My opening remarks are posted below.
Appearance before the House of Commons Standing Committee on International Trade, September 18, 2017
Good afternoon. My name is Michael Geist. I am a law professor at the University of Ottawa, where I hold the Canada Research Chair in Internet and E-commerce Law. I appear today in a personal capacity representing only my own views.
There is much to say about NAFTA – I have written numerous articles and posts on the agreement – but I have limited time so I’ll focus on the intellectual property chapter with a brief additional comment on the e-commerce chapter.
While Canada is accustomed to “playing defence” to U.S. intellectual property demands in trade talks, this round of renegotiation offers the chance to pro-actively ensure that Canadian IP priorities and policies are reflected in the agreement. To place the IP issue in context, over the past five years, Canada has implemented anti-circumvention laws similar to those found in the U.S., added stronger enforcement measures, enacted anti-counterfeiting laws, extended the term of protection for sound recordings, and engaged in patent and trademark reforms.
It should therefore be recognized that Canada already meets its international IP obligations and has largely addressed previous U.S. demands regarding further reforms. At a broad level, the Canadian negotiating goal should be to retain an appropriate IP balance that fosters creativity and access, while ensuring that there is room for Canadian-specific policies that sit within the flexibilities of the international IP framework.

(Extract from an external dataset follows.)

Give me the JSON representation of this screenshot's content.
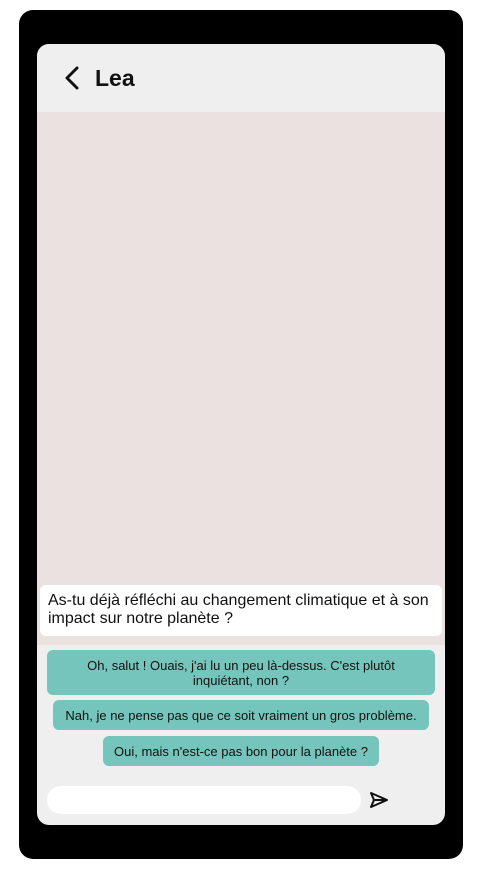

What might that look like? I’d raise five points.
First, Canada should insist on the inclusion of language on maintaining balance across all IP rights, the legitimate interests of users, promoting access to and preserving the public domain, ensuring that IP rights do not create barriers to legitimate trade, and facilitating access to affordable medicines. Similar language was raised during the TPP negotiations and it belongs in NAFTA.

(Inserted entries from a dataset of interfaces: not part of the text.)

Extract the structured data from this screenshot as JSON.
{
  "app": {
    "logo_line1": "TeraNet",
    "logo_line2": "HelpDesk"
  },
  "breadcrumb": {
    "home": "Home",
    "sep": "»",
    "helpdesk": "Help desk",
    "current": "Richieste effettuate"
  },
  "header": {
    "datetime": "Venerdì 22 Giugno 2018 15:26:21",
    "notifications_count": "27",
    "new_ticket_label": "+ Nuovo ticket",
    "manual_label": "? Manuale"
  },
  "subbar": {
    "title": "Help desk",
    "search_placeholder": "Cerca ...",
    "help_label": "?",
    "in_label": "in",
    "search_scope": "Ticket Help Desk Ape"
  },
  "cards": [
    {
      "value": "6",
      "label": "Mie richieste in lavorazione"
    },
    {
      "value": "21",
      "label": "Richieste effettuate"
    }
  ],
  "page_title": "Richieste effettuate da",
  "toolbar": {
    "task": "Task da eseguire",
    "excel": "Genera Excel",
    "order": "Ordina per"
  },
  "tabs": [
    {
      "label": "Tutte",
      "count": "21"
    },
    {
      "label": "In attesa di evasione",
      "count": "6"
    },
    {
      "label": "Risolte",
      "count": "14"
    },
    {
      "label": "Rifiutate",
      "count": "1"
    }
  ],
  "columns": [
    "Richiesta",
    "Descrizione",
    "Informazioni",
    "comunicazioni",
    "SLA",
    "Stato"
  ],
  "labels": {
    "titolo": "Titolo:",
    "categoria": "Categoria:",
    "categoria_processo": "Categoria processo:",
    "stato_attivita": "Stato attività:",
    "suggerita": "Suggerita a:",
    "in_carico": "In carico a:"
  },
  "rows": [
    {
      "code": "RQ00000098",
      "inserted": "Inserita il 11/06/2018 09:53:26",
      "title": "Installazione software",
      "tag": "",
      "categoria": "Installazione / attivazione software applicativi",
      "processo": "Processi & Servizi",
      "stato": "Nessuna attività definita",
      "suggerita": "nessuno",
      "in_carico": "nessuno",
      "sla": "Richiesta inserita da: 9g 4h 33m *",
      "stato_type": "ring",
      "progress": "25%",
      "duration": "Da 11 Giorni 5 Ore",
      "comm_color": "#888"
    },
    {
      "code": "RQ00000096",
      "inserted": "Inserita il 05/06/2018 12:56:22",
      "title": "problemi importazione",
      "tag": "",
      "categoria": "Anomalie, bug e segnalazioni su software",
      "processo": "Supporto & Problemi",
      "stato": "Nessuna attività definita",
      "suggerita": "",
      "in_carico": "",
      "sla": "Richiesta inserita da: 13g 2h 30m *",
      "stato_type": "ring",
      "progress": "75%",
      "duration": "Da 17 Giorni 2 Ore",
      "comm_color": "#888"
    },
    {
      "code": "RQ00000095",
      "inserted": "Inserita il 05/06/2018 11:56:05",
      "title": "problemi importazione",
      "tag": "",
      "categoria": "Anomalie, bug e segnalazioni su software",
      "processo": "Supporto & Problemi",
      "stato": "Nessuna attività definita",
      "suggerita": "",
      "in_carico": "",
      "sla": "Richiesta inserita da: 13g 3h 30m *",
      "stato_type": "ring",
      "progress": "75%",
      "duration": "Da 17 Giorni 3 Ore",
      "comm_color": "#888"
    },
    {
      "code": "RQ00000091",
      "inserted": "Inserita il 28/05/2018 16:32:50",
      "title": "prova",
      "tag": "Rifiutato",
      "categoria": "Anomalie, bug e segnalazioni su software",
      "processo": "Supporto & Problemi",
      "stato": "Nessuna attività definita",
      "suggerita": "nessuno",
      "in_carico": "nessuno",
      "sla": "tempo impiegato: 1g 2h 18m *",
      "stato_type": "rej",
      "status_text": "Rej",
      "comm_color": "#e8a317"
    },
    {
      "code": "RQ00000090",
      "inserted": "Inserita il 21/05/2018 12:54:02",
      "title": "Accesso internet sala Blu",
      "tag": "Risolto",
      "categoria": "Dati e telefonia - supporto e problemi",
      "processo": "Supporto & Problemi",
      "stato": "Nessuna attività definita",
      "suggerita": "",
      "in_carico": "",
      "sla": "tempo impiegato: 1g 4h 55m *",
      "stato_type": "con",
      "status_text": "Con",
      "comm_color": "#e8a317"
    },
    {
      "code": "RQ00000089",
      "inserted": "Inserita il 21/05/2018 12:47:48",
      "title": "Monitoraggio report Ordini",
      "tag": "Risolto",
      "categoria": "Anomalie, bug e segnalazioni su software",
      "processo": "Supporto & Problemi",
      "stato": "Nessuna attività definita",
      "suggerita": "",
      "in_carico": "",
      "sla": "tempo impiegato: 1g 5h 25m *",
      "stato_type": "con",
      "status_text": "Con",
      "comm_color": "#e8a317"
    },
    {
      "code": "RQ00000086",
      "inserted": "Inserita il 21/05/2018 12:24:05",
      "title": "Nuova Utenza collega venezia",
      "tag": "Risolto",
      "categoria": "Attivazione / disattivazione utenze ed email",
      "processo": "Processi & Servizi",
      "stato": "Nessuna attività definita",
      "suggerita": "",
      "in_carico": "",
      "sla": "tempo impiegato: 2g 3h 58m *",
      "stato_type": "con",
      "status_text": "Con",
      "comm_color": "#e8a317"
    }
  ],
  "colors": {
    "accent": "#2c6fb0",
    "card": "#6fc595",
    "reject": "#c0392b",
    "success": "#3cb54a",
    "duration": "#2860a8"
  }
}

Second, the availability of U.S. fair use represents a significant competitive advantage for U.S. businesses and creators. To ensure a level playing field for innovation, the NAFTA IP chapter should require that all parties feature a fair use or fair use equivalent provision.

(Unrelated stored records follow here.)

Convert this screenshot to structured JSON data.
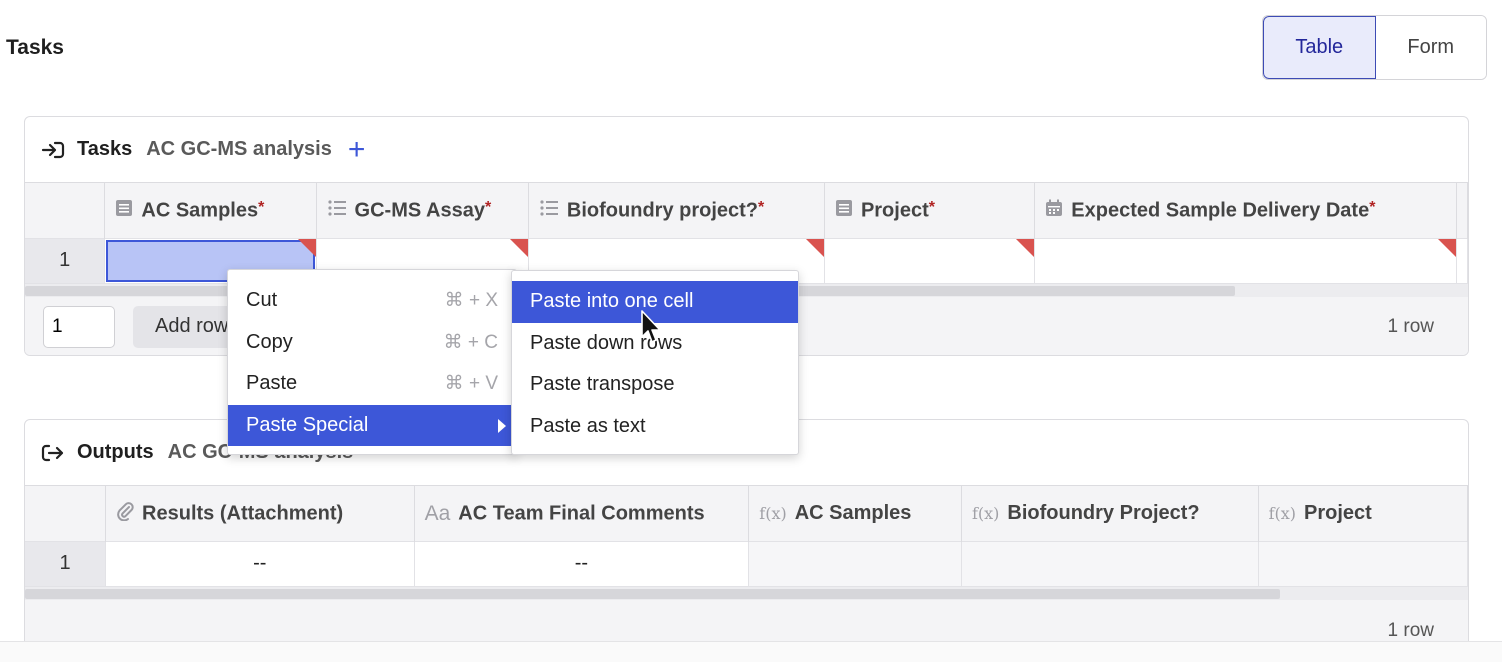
{
  "page": {
    "title": "Tasks"
  },
  "view_toggle": {
    "table_label": "Table",
    "form_label": "Form",
    "active": "Table"
  },
  "tasks_panel": {
    "kind": "Tasks",
    "subtitle": "AC GC-MS analysis",
    "add_symbol": "+",
    "columns": [
      {
        "label": "AC Samples",
        "required": "*",
        "icon": "table-icon"
      },
      {
        "label": "GC-MS Assay",
        "required": "*",
        "icon": "list-icon"
      },
      {
        "label": "Biofoundry project?",
        "required": "*",
        "icon": "list-icon"
      },
      {
        "label": "Project",
        "required": "*",
        "icon": "table-icon"
      },
      {
        "label": "Expected Sample Delivery Date",
        "required": "*",
        "icon": "calendar-icon"
      }
    ],
    "rows": [
      {
        "num": "1"
      }
    ],
    "footer": {
      "count_value": "1",
      "add_rows_label": "Add rows",
      "row_count": "1 row"
    }
  },
  "context_menu": {
    "items": [
      {
        "label": "Cut",
        "shortcut": "⌘ + X"
      },
      {
        "label": "Copy",
        "shortcut": "⌘ + C"
      },
      {
        "label": "Paste",
        "shortcut": "⌘ + V"
      },
      {
        "label": "Paste Special",
        "shortcut": ""
      }
    ],
    "highlighted": "Paste Special"
  },
  "submenu": {
    "items": [
      {
        "label": "Paste into one cell"
      },
      {
        "label": "Paste down rows"
      },
      {
        "label": "Paste transpose"
      },
      {
        "label": "Paste as text"
      }
    ],
    "highlighted": "Paste into one cell"
  },
  "outputs_panel": {
    "kind": "Outputs",
    "subtitle": "AC GC-MS analysis",
    "columns": [
      {
        "label": "Results (Attachment)",
        "icon": "paperclip-icon"
      },
      {
        "label": "AC Team Final Comments",
        "icon": "text-icon",
        "icon_text": "Aa"
      },
      {
        "label": "AC Samples",
        "icon": "formula-icon",
        "icon_text": "f(x)"
      },
      {
        "label": "Biofoundry Project?",
        "icon": "formula-icon",
        "icon_text": "f(x)"
      },
      {
        "label": "Project",
        "icon": "formula-icon",
        "icon_text": "f(x)"
      }
    ],
    "rows": [
      {
        "num": "1",
        "cells": [
          "--",
          "--",
          "",
          "",
          ""
        ]
      }
    ],
    "footer": {
      "row_count": "1 row"
    }
  },
  "colors": {
    "accent": "#3d57d8",
    "required": "#b02323",
    "flag": "#d9534f",
    "selection": "#b8c4f6"
  }
}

Third, Canadian copyright law’s anti-circumvention provisions are among the most restrictive in the world and badly undermine the traditional copyright balance in the digital world creating unnecessary restrictions on innovation. While the Canadian exceptions were narrowly constructed and limited to a handful of circumstances, the U.S. has actually been expanding its digital lock exceptions. The imbalance in exceptions creates an uneven playing field for innovation and should be remedied within NAFTA.
Fourth, the NAFTA IP chapter should also address the abuse of intellectual property rights that may inhibit companies from innovating or discourage Canadians from taking advantage of the digital market. The benefits of an anti-IP abuse law could be used to touch on patents, trademarks, and copyright.
Fifth, one of the chief concerns with past trade negotiations is the expectation that the U.S. requires other countries to mirror its IP laws, even if those laws extend far beyond international law requirements. The Canadian approach should be to require NAFTA parties to meet international law, but to retain the full flexibility found within those laws. For example, the term of copyright in Canada is presently life of the author plus an additional 50 years, a term compliant with the international standard set by the Berne Convention.
I recently conducted research on the role of copyright term and the public domain in Canadian schools using data obtained by the Ontario Book Publishers Organization. According to data submitted by hundreds of school teachers and school districts, half of the most popular books taught in Grades 7 – 12 are in the public domain or about to enter it. If we extend the term of copyright, dozens of books used by thousands of students today that are scheduled to enter the public domain would be shut out for decades. The prospect of using those books in new and innovative ways without the need for further licensing or royalties – as well as increasing access in open electronic form – would be lost for a generation. These are crucial IP issues and should not be overlooked.
My time is limited to discuss the e-commerce chapter in these opening remarks and I would welcome the chance to do so during questions. I would only note that Canada should be wary of provisions that undermine legitimate public policy interests, including privacy and security.
The U.S. has identified restrictions against local data storage – often called data localization – as one of its objectives. The Canadian government should resist efforts within NAFTA to limit the ability of federal or provincial governments to establish legitimate privacy and security safeguards through data localization requirements.
Limitations on data transfer restrictions, which mandate the free flow of information on networks across borders, raises similar concerns. While the U.S. is seeking a ban on data transfer restrictions, Canada should ensure that privacy and security laws will not be superseded by NAFTA restrictions. In fact, throughout the e-commerce chapter, Canada should seek higher level privacy protections and e-commerce regulations.
I welcome your questions.